|Good range of motion or freak?|
One of the objectives of the coaches at The Compound is to get you moving better. Moving better could mean moving more efficiently so that you do more work with less effort. For many of us, moving better means moving more correctly: moving the way the body was intended to in order to activate the right muscles and avoid injuries, and increase range of motion in basic lifts and body weight movements.
We have been talking a lot about taking weight off of the bar in lifts to concentrate on form and only increasing the weight when proper range of motion is achieved. Some of us are still working to increase the range of motion on basic movements such as the air squat and the push up.
Of the the things to think about in progressing toward full range of motion is that we must practice that range of motion, often times with assistance, before we become strong. Kelly Starrett of the Mobility WOD has said "New range of motion is weak range of motion." This means that as you increase your mobility you must also increase your strength in that new range of motion.
Take handstand push ups for example. A vast majority of us have been doing them with one, two, three, or even four Abmats stacked up. This is good in the sense that we are getting consistent depth every rep, but it is only good if we actively try and progress to fewer Abmats. What happens more often than not, is that we don't increase our range of motion and we never get rid of the Abmat and never do hspu's all the way to the floor (I am guilty of this myself!). Check out the following video of a way to get full range of motion on handstand push ups:

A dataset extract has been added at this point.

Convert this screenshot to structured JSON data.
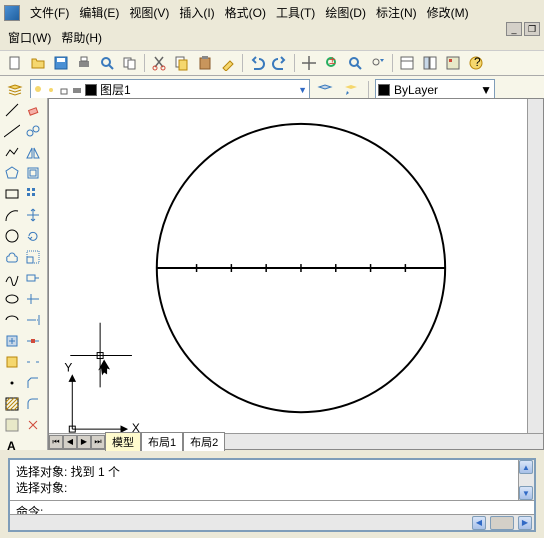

Now, posture aside (note the lack of hollow body position) this is an excellent assistance technique for the handstand push up. It allows the athlete to achieve a full range of motion while strengthening that range of motion. As the athlete becomes stronger, smaller bands will be required until he is able to complete hspu's without any assistance at all. This position also allows the athlete to practice being completely vertical rather than leaning into a wall.
The same technique could be applied for regular push ups, pull ups, dips, squats: almost anything. The same goes for locking out an overhead press, turning out the rings during ring work, or fully extending the arms at the bottom of a pull up. It makes no sense to get really strong in a shortened range of motion because when you increase your mobility you will have to take some huge steps backward before you can progress again.
Work your range of motion first and then add weight over time to strengthen that new-found mobility. It will make you a better athlete with better movement inside the gym and outside of it as well. bc